I export the rough scene by scene into separate folders, and then import each sceneís frames into Photoshop. I clean up in photoshop and drop it back into my leika reel again (thatís the story-board reel you didÖwith your story-boards and then rough animation. Make sure you update your leika-reel often to make sure the cuts and composition work and make sense to each other. After all, animation is a flowing thing.). I keep working on each scene individually, colouring them and shading them, making sure iím updating my leika often. (side note, i did my leika in Adobe Premiere). I also had a bunch of helpers help me put down the basic colours of each clothing/skin on different layers. (but not this scene though) Once i finish each scene, i make sure to export each frame without the backgrounds into a folder. I then import them into Adobe After effects. Because I already timed out my animation in Flipbook, I donít have to worry about re-timing my animation in After Effects. I import the frames and backgrounds separately because i want to do camera moves like pans and zoom-ins later, and i would be able to use multi-plane if my background was separated into different layer files (overlay, underlay, background, etc. itís too difficult to go into it right now. google if youíre not sure what iím talking about).

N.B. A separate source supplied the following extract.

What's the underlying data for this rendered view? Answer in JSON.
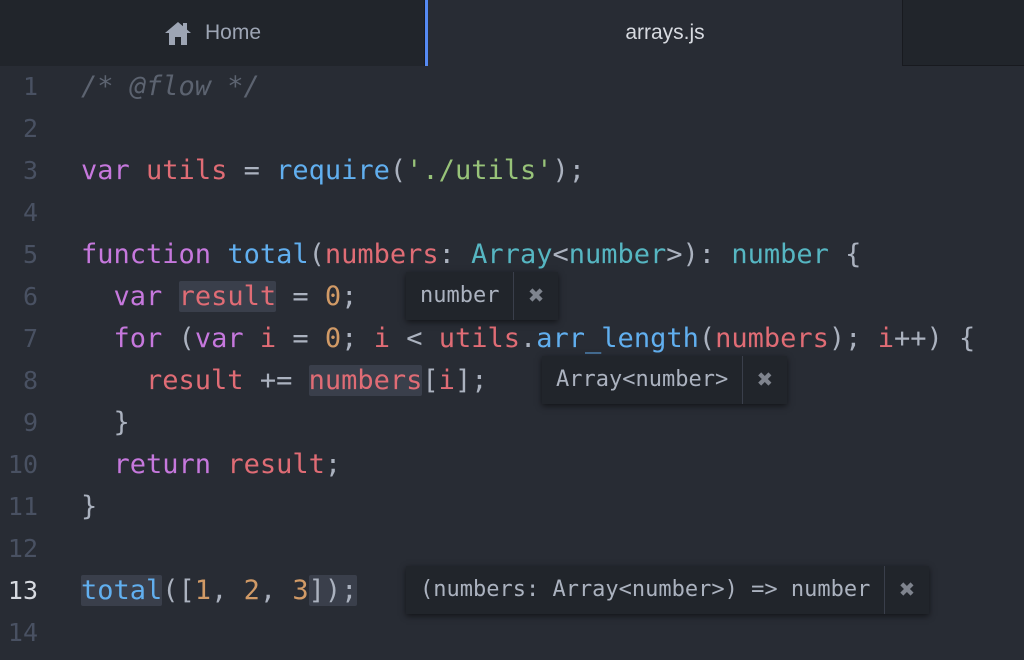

Anyways, i put together scenes as i finish colouring them, and when iím done compositing the scene, i drop it back into the leika reel. I keep doing that until iím done and do some final adjustments. I sometimes go back to do more special effects stuff when i had time, but thatís basically it.
Gar! I over-animated it
Ah well. I would have uploaded a larger verison of this but it seems to have trouble playing out each frame with the right timing. Probably just this slow@$$ computer though...
Either way, I took note of what you guys said. The ball's now in there so now more complaining about it! I also fixed his landings and the position of his left arm (which after trying the kick a few time I found was totally unnatural as it was before).
I think the timing seems to have more or less doubled since the first one, but either way it's still off since I had to use Animation Shop Pro. I'd guess this is running at about 20 fps rather than the intended 24
Well, the slide into the shot is way too slow. My bad, wasn't concentrating. Just as well it's the same frame moved over a few times then I think he hands in the air a little too long on his volley, but that's personal opinion there.
Advanced Critique Encouraged again.
Lemme know what you think.
Don't hold back. I need to learn.
EDIT: Some other things I forgot to note.
There are now 40 drawn frames.
Once again I have the problem of keeping the masses the same throughout the animation, though it's not as noticable this time.
The chesting the ball action seems...off. Dunno how.